++++ Data under study

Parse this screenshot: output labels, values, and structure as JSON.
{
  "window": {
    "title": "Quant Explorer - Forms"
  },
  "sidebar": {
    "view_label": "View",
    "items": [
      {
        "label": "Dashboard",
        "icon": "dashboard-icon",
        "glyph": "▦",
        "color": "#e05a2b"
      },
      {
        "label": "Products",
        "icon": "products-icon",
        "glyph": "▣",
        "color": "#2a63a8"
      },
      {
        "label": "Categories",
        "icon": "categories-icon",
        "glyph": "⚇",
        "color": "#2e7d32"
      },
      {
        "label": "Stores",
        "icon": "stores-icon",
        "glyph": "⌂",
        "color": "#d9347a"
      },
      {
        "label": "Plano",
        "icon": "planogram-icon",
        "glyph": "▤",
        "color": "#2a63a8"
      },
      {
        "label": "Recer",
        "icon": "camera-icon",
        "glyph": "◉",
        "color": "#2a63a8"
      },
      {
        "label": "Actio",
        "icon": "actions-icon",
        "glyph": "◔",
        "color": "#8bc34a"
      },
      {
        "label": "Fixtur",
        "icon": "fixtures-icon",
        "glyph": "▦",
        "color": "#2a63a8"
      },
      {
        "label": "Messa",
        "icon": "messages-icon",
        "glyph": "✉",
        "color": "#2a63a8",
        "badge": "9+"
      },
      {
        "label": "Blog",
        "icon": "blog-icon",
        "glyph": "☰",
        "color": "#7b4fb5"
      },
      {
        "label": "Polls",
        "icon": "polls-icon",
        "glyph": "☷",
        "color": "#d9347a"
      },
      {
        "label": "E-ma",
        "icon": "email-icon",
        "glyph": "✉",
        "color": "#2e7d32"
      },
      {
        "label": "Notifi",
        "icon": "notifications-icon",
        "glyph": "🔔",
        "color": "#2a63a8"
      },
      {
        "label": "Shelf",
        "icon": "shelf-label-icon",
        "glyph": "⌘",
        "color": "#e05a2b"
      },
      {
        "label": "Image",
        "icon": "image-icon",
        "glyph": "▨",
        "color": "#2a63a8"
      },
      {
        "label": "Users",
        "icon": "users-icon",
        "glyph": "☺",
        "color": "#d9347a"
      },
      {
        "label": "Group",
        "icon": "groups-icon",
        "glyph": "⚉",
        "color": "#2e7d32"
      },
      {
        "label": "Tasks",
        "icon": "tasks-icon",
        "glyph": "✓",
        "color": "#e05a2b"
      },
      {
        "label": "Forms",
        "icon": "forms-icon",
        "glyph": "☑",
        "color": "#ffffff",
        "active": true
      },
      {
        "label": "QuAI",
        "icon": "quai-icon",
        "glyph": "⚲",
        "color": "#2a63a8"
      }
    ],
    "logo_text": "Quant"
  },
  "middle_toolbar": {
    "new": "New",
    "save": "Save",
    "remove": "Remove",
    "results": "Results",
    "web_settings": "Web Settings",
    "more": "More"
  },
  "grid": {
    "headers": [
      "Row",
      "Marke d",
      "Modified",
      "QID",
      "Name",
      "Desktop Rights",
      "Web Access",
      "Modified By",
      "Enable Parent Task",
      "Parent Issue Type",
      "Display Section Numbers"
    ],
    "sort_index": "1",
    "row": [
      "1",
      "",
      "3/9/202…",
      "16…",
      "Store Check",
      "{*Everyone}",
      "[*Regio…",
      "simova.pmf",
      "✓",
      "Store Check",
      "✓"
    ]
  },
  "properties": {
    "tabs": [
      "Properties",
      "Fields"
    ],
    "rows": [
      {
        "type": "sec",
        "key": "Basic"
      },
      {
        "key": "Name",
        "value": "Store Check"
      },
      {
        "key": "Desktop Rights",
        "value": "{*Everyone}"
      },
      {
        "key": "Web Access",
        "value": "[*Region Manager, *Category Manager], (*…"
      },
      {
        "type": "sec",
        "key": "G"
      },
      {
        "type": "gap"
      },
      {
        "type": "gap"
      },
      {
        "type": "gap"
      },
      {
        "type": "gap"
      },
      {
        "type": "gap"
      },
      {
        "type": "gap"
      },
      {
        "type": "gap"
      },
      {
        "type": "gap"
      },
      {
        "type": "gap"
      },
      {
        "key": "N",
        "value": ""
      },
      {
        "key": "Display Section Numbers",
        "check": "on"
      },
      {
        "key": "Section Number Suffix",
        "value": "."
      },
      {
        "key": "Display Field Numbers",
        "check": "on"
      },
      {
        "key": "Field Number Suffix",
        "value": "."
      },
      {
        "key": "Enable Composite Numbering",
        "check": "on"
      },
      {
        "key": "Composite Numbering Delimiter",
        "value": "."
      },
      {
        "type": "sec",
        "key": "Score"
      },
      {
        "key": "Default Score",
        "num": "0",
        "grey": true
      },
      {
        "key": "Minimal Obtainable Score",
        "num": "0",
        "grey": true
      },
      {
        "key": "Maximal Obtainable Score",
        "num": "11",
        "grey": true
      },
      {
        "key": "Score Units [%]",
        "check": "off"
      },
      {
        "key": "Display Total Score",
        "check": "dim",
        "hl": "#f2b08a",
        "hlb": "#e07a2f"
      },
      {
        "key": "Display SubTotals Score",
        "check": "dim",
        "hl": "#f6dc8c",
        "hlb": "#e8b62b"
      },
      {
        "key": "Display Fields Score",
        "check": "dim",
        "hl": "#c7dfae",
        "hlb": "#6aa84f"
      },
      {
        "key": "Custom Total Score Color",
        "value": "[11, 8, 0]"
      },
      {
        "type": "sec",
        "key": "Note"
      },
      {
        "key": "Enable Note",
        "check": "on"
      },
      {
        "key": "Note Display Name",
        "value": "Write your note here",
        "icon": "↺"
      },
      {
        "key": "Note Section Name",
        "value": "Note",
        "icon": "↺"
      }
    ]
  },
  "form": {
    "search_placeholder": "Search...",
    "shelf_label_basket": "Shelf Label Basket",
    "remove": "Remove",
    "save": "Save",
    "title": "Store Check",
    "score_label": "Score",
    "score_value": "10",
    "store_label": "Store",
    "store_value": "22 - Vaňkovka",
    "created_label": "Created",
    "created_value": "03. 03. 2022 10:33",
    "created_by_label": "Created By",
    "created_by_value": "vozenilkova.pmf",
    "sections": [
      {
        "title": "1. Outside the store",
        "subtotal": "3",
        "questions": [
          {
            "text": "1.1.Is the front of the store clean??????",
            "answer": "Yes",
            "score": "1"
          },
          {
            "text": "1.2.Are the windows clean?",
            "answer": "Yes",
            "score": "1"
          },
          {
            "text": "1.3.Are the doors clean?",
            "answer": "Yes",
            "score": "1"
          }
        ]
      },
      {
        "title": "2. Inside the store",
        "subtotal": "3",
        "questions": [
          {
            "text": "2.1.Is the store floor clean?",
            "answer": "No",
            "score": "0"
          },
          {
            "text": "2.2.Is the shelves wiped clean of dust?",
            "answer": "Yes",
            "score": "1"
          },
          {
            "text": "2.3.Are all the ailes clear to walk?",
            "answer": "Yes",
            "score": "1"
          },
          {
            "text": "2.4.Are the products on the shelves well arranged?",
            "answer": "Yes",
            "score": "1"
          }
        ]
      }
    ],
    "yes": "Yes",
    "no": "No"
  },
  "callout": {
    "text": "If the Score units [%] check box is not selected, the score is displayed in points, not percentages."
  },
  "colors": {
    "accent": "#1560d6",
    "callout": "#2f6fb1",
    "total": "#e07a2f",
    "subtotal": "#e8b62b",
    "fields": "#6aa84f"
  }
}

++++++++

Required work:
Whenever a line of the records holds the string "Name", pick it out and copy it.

Output for this exercise:
      "Name",
        "key": "Name",
        "key": "Note Display Name",
        "key": "Note Section Name",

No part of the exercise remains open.